### Task prompt
In the data below, work out how many lines include the string "helper". Only the number should be given.

------ Material for this task

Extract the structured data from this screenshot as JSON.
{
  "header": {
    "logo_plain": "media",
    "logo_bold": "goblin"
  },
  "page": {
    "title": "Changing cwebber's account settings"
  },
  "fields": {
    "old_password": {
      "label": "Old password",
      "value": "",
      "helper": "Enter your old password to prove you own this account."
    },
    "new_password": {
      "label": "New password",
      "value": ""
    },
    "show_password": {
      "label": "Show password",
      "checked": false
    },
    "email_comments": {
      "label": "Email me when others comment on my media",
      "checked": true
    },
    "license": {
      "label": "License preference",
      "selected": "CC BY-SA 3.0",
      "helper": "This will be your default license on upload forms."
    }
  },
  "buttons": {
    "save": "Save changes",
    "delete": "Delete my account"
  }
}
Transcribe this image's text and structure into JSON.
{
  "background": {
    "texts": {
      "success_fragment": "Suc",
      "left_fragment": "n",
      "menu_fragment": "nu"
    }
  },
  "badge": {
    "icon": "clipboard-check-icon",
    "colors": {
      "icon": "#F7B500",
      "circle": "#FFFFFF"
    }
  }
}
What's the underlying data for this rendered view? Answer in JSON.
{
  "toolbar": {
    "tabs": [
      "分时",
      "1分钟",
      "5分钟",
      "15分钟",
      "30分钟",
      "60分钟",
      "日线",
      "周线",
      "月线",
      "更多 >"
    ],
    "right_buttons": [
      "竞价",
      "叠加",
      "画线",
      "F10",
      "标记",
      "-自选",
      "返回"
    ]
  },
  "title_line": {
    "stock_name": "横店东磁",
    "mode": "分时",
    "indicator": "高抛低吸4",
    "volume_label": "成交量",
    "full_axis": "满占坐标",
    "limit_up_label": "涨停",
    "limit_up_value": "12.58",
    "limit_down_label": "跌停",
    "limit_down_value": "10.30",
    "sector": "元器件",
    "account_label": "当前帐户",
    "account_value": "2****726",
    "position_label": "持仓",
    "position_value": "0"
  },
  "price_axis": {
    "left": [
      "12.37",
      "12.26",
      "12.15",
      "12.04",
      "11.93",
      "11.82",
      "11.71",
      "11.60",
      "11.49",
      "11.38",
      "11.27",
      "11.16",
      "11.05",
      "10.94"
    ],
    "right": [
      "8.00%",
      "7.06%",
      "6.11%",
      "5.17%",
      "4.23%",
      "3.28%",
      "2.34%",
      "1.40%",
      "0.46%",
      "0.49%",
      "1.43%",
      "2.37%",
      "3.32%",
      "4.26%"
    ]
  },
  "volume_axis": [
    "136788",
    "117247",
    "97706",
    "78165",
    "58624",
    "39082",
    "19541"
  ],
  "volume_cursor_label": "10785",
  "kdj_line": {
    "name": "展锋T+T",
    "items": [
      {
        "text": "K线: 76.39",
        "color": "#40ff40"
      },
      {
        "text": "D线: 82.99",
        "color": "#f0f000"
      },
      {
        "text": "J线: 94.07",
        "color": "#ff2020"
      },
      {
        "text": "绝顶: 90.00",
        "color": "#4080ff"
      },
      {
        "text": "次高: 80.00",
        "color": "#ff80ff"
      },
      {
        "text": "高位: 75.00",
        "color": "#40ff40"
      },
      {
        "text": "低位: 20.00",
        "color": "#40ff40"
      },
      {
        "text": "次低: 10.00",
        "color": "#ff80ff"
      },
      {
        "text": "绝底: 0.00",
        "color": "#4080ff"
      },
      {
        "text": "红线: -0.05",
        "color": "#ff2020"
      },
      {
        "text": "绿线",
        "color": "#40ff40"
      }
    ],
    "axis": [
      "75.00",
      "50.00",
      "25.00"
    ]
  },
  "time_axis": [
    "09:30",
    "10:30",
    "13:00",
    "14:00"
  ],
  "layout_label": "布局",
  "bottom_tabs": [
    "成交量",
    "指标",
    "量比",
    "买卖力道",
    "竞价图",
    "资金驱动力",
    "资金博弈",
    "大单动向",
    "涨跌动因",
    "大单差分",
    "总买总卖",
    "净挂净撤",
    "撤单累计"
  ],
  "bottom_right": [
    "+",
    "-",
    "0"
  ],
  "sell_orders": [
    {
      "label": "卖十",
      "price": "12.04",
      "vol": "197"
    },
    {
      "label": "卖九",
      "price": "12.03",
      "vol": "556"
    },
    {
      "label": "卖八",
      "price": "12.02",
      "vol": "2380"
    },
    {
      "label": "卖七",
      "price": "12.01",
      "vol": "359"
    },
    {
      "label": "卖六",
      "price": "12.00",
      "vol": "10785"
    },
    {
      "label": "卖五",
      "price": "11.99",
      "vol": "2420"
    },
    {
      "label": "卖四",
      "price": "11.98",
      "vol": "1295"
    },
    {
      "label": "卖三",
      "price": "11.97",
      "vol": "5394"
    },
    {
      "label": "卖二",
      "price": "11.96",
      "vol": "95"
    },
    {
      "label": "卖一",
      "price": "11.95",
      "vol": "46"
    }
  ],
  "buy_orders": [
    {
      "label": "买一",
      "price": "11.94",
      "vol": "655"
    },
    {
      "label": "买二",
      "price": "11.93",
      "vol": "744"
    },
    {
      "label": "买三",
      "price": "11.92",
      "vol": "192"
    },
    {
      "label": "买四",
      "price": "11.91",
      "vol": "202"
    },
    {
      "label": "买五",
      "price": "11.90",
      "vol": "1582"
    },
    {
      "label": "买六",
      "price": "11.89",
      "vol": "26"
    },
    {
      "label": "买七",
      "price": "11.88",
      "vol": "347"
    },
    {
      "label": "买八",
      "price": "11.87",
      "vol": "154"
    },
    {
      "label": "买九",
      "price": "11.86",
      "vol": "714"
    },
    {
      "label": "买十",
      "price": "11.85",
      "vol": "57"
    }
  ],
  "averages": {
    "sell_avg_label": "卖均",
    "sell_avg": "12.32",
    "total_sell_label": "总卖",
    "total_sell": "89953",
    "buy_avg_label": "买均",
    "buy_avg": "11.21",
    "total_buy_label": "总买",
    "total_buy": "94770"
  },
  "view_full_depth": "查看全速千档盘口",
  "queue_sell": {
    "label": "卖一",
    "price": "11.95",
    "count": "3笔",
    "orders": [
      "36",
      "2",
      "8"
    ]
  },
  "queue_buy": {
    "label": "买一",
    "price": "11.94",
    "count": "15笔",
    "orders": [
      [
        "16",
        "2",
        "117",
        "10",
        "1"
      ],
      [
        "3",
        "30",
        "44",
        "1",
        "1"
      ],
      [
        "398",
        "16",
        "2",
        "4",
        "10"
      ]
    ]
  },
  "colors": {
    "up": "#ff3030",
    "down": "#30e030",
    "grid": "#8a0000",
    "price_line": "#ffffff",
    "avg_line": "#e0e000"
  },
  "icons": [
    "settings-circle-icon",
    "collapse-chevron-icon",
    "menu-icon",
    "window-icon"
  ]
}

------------

### Task solution
2